Sena Voncujovi on Reclaiming Traditional African Medicine
The Ashinaga Africa Initiative is a leadership program to empower the next generation of African leaders. Graduates of the program are encouraged to return to their home countries and lead change in their communities.
Some AAI graduates pursue advanced degrees or start their jobs abroad, intending to lay a solid foundation for their careers and gain the necessary skills and expertise. Even while they are not physically on the continent, these young leaders are constantly preoccupied and invested in ways they can contribute to the growth of their countries from afar.
Recently, Mr. Sena Vancujovi talked about his engagement in the field of Western African spiritual practices to participants in an AAI graduate association online event called “Impacting the Continent from Abroad.” Mr. Vancujovi is currently working as an analyst at Development Reimagined (Beijing), specializing in global health, Africa-Japan relations, and Africa-China relations. He also works part-time as a traditional healer, keeping up a family tradition that his father passed down to him.
Mr. Vancujovi thinks of himself as an activist, striving for the political, economic, and spiritual decolonization of Africa and people of African descent. In Japan, he co-founded Jaspora, Tokyo’s largest African diaspora organization, which includes African-descent and Japanese business leaders, diplomats, change-makers, scholars, and more. He came up with the idea of Jaspora while working at Ashinaga, where he had the opportunity to participate in many Africa-related events. Mr. Vancujovi noticed that the narration was usually from a Western perspective. He thus felt the need to have more African voices to create opportunities and share resources for people of African descent and their allies in Japan. He believes this is going to lead to the kind of development that Africans want to see on their continent.

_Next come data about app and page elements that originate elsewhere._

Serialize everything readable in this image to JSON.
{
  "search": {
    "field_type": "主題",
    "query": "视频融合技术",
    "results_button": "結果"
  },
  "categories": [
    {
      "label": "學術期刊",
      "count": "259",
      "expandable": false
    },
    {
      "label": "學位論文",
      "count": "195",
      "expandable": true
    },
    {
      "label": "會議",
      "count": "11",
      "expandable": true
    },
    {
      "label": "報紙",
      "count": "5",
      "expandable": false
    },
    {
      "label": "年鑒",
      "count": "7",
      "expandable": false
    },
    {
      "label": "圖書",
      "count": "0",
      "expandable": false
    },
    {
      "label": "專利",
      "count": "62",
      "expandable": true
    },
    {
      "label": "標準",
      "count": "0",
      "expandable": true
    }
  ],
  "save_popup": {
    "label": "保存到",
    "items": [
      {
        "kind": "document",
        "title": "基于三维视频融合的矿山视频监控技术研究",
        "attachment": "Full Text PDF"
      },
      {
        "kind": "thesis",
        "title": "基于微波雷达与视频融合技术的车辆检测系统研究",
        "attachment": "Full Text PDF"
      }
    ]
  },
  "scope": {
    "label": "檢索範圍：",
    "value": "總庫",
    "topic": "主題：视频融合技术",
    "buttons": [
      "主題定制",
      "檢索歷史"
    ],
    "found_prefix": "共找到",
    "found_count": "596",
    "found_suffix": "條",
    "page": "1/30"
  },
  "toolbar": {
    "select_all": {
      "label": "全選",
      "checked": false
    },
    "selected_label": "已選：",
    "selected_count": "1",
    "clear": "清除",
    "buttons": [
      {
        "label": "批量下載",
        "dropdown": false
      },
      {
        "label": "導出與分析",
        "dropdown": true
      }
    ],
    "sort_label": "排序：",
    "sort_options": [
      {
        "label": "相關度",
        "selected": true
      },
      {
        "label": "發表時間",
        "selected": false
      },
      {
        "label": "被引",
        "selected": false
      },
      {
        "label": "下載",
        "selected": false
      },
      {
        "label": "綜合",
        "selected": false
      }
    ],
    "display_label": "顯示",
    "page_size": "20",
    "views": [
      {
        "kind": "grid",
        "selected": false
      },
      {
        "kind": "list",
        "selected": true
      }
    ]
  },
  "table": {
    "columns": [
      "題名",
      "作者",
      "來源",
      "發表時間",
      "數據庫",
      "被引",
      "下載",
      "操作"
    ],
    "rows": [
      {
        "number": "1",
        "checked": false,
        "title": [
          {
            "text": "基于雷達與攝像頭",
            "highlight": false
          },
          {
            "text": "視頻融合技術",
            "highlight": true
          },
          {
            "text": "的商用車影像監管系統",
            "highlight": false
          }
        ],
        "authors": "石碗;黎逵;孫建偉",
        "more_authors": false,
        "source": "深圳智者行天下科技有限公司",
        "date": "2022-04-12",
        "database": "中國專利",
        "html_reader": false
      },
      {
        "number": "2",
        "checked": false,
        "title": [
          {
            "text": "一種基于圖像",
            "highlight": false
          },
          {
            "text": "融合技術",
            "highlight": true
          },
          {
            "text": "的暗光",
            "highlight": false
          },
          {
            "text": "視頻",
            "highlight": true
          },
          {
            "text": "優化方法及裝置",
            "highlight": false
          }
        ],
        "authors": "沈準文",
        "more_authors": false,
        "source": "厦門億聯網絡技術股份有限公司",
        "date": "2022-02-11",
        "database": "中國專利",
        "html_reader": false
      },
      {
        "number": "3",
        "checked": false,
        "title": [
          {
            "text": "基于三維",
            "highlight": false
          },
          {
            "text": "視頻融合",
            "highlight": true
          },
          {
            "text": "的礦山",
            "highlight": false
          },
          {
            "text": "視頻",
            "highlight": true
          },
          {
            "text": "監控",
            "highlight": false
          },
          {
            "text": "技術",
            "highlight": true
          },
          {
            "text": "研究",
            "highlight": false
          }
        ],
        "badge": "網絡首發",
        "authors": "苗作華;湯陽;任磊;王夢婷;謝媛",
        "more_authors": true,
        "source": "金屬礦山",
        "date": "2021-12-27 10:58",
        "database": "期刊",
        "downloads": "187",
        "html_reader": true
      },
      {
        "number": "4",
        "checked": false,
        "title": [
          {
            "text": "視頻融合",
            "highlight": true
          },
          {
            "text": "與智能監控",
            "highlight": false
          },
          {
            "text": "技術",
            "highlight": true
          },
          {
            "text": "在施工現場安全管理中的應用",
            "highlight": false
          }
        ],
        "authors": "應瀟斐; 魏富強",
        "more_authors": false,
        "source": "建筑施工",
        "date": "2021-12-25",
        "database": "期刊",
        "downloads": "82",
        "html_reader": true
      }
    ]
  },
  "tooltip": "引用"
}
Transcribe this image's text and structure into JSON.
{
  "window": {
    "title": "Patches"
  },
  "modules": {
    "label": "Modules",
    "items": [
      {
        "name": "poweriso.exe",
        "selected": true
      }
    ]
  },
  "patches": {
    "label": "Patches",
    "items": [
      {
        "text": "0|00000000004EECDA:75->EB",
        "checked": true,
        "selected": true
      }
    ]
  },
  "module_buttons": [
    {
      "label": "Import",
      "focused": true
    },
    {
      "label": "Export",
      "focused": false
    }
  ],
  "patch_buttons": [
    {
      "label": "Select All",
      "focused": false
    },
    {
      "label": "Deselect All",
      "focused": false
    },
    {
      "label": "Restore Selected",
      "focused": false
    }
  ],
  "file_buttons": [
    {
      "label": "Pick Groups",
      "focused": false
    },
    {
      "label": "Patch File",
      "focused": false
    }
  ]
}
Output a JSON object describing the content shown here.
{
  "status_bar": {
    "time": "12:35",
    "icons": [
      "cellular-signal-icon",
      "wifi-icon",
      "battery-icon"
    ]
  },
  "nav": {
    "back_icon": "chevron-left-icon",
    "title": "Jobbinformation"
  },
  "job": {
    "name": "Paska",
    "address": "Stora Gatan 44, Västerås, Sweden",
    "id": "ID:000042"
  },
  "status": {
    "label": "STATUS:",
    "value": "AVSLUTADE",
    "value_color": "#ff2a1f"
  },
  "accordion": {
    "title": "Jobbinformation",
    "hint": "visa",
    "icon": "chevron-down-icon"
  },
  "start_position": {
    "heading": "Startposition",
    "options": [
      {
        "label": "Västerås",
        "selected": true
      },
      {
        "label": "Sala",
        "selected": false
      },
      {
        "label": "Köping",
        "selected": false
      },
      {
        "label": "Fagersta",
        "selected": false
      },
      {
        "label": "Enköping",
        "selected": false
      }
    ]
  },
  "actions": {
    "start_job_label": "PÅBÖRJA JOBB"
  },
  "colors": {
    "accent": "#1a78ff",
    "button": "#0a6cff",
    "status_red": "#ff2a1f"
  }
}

His other organization is Revodution, an initiative to digitally preserve and demystify the traditions of Ewe Vodu (commonly referred to as Voodoo). His mission is to educate the world about West African spiritual practices. Mr. Vancujovi recently graduated from Peking University, where he studied the modernized traditional Chinese medicine industry. With his knowledge, he hopes to learn how African countries can integrate traditional medicine and healers into their health care systems.
Mr. Vancujovi’s journey into studying and educating about African spiritualism was not easy. When he sought scholarship support, Western organizations were skeptical of his projects, labeling traditional medicine “unscientific and dangerous.” He eventually applied to a program in China, a country with a strong tradition in herbal medicine. He was admitted to the University of Beijing and won second prize for best thesis in African Studies.
Drawing from his personal experience, Mr. Vancujovi advised AAI students to never give up on their ambitions: “You will encounter a lot of failures. It’s important to think of who you surround yourself with; if you listen to the narrative saying that what you do is impossible, then that is what you will believe. However, if you put yourself into a supportive environment, it will push you forward.”